▶ [TASK DESCRIPTION] Can you print the data exactly and leave out each image?

[Stored entries]
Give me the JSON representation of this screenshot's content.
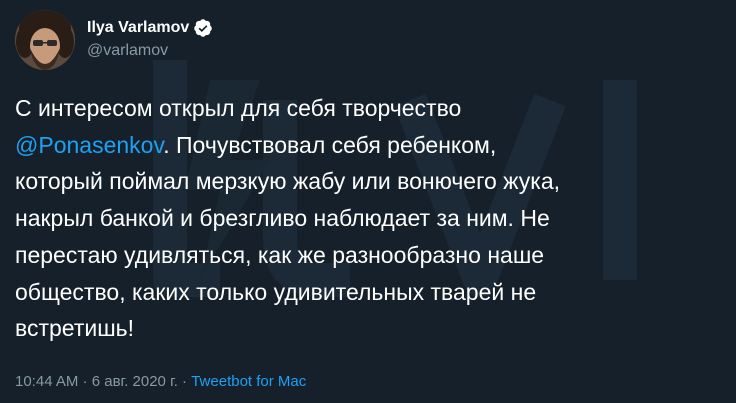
{
  "user": {
    "display_name": "Ilya Varlamov",
    "handle": "@varlamov"
  },
  "tweet": {
    "mention": "@Ponasenkov",
    "lines": {
      "l1": "С интересом открыл для себя творчество",
      "l2_rest": ". Почувствовал себя ребенком,",
      "l3": "который поймал мерзкую жабу или вонючего жука,",
      "l4": "накрыл банкой и брезгливо наблюдает за ним. Не",
      "l5": "перестаю удивляться, как же разнообразно наше",
      "l6": "общество, каких только удивительных тварей не",
      "l7": "встретишь!"
    }
  },
  "meta": {
    "time": "10:44 AM",
    "separator1": " · ",
    "date": "6 авг. 2020 г.",
    "separator2": " · ",
    "source": "Tweetbot for Mac"
  },
  "colors": {
    "background": "#15202b",
    "text": "#ffffff",
    "secondary": "#8899a6",
    "link": "#1da1f2"
  }
}
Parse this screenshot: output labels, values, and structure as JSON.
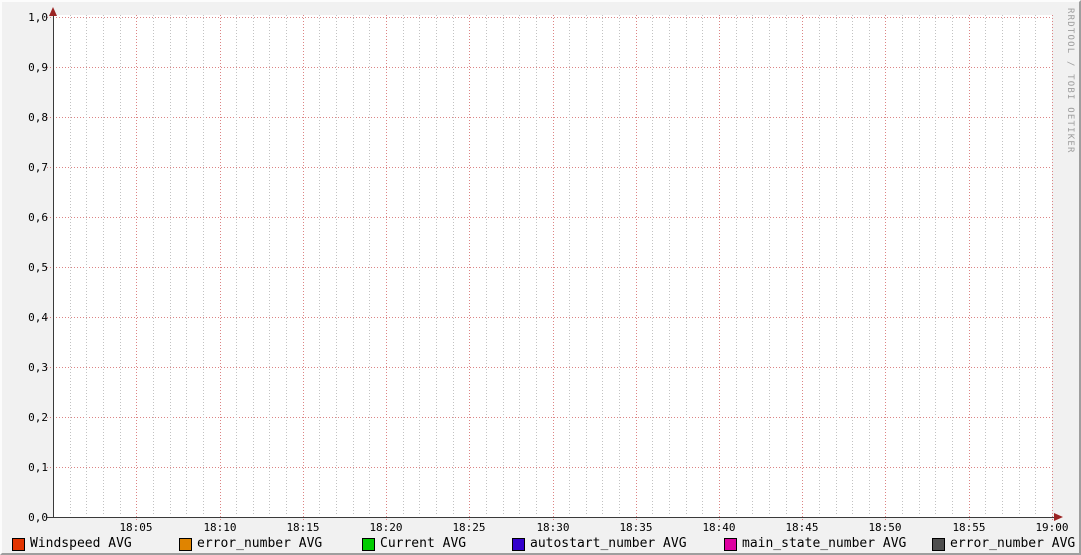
{
  "watermark": "RRDTOOL / TOBI OETIKER",
  "colors": {
    "background": "#f1f1f1",
    "canvas": "#ffffff",
    "axis": "#3a3a3a",
    "arrow": "#9b2423",
    "major_grid": "#dc8484",
    "minor_grid": "#c2c2c2"
  },
  "chart_data": {
    "type": "line",
    "title": "",
    "xlabel": "",
    "ylabel": "",
    "x_range": [
      "18:00",
      "19:00"
    ],
    "x_ticks": [
      "18:05",
      "18:10",
      "18:15",
      "18:20",
      "18:25",
      "18:30",
      "18:35",
      "18:40",
      "18:45",
      "18:50",
      "18:55",
      "19:00"
    ],
    "x_minor_tick_minutes": 1,
    "y_ticks": [
      "1,0",
      "0,9",
      "0,8",
      "0,7",
      "0,6",
      "0,5",
      "0,4",
      "0,3",
      "0,2",
      "0,1",
      "0,0"
    ],
    "ylim": [
      0.0,
      1.0
    ],
    "grid": {
      "major": "red dotted",
      "minor": "gray dotted vertical per minute"
    },
    "legend_position": "bottom",
    "series": [
      {
        "name": "Windspeed AVG",
        "color": "#e23400",
        "values": []
      },
      {
        "name": "error_number AVG",
        "color": "#e08400",
        "values": []
      },
      {
        "name": "Current AVG",
        "color": "#00cc00",
        "values": []
      },
      {
        "name": "autostart_number AVG",
        "color": "#3300cc",
        "values": []
      },
      {
        "name": "main_state_number AVG",
        "color": "#dd00a0",
        "values": []
      },
      {
        "name": "error_number AVG",
        "color": "#4e4e4e",
        "values": []
      }
    ]
  }
}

▶ [ANSWER AREA]
Give me the JSON representation of this screenshot's content.
{
  "user": {
    "display_name": "Ilya Varlamov",
    "handle": "@varlamov"
  },
  "tweet": {
    "mention": "@Ponasenkov",
    "lines": {
      "l1": "С интересом открыл для себя творчество",
      "l2_rest": ". Почувствовал себя ребенком,",
      "l3": "который поймал мерзкую жабу или вонючего жука,",
      "l4": "накрыл банкой и брезгливо наблюдает за ним. Не",
      "l5": "перестаю удивляться, как же разнообразно наше",
      "l6": "общество, каких только удивительных тварей не",
      "l7": "встретишь!"
    }
  },
  "meta": {
    "time": "10:44 AM",
    "separator1": " · ",
    "date": "6 авг. 2020 г.",
    "separator2": " · ",
    "source": "Tweetbot for Mac"
  },
  "colors": {
    "background": "#15202b",
    "text": "#ffffff",
    "secondary": "#8899a6",
    "link": "#1da1f2"
  }
}
Parse this screenshot: output labels, values, and structure as JSON.
{
  "watermark": "RRDTOOL / TOBI OETIKER",
  "colors": {
    "background": "#f1f1f1",
    "canvas": "#ffffff",
    "axis": "#3a3a3a",
    "arrow": "#9b2423",
    "major_grid": "#dc8484",
    "minor_grid": "#c2c2c2"
  },
  "chart_data": {
    "type": "line",
    "title": "",
    "xlabel": "",
    "ylabel": "",
    "x_range": [
      "18:00",
      "19:00"
    ],
    "x_ticks": [
      "18:05",
      "18:10",
      "18:15",
      "18:20",
      "18:25",
      "18:30",
      "18:35",
      "18:40",
      "18:45",
      "18:50",
      "18:55",
      "19:00"
    ],
    "x_minor_tick_minutes": 1,
    "y_ticks": [
      "1,0",
      "0,9",
      "0,8",
      "0,7",
      "0,6",
      "0,5",
      "0,4",
      "0,3",
      "0,2",
      "0,1",
      "0,0"
    ],
    "ylim": [
      0.0,
      1.0
    ],
    "grid": {
      "major": "red dotted",
      "minor": "gray dotted vertical per minute"
    },
    "legend_position": "bottom",
    "series": [
      {
        "name": "Windspeed AVG",
        "color": "#e23400",
        "values": []
      },
      {
        "name": "error_number AVG",
        "color": "#e08400",
        "values": []
      },
      {
        "name": "Current AVG",
        "color": "#00cc00",
        "values": []
      },
      {
        "name": "autostart_number AVG",
        "color": "#3300cc",
        "values": []
      },
      {
        "name": "main_state_number AVG",
        "color": "#dd00a0",
        "values": []
      },
      {
        "name": "error_number AVG",
        "color": "#4e4e4e",
        "values": []
      }
    ]
  }
}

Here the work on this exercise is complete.